» PROBLEM TO SOLVE:
Please print all of the records that follow with nothing altered.

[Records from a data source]
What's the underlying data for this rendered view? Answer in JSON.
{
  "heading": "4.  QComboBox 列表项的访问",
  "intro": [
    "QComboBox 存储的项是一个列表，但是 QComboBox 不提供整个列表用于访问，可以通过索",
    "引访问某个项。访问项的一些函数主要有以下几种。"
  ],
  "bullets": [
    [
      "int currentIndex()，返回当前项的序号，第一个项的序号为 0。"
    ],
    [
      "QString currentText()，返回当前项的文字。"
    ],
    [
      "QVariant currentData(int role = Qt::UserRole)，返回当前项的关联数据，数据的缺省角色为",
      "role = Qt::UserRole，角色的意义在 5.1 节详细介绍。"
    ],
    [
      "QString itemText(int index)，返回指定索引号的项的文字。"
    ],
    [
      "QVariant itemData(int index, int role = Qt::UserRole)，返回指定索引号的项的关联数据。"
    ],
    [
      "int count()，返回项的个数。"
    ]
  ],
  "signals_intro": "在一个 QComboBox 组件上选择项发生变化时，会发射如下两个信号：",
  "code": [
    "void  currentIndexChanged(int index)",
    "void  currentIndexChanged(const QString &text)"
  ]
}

» EXERCISE RESULT:
What's the underlying data for this rendered view? Answer in JSON.
{
  "heading": "4.  QComboBox 列表项的访问",
  "intro": [
    "QComboBox 存储的项是一个列表，但是 QComboBox 不提供整个列表用于访问，可以通过索",
    "引访问某个项。访问项的一些函数主要有以下几种。"
  ],
  "bullets": [
    [
      "int currentIndex()，返回当前项的序号，第一个项的序号为 0。"
    ],
    [
      "QString currentText()，返回当前项的文字。"
    ],
    [
      "QVariant currentData(int role = Qt::UserRole)，返回当前项的关联数据，数据的缺省角色为",
      "role = Qt::UserRole，角色的意义在 5.1 节详细介绍。"
    ],
    [
      "QString itemText(int index)，返回指定索引号的项的文字。"
    ],
    [
      "QVariant itemData(int index, int role = Qt::UserRole)，返回指定索引号的项的关联数据。"
    ],
    [
      "int count()，返回项的个数。"
    ]
  ],
  "signals_intro": "在一个 QComboBox 组件上选择项发生变化时，会发射如下两个信号：",
  "code": [
    "void  currentIndexChanged(int index)",
    "void  currentIndexChanged(const QString &text)"
  ]
}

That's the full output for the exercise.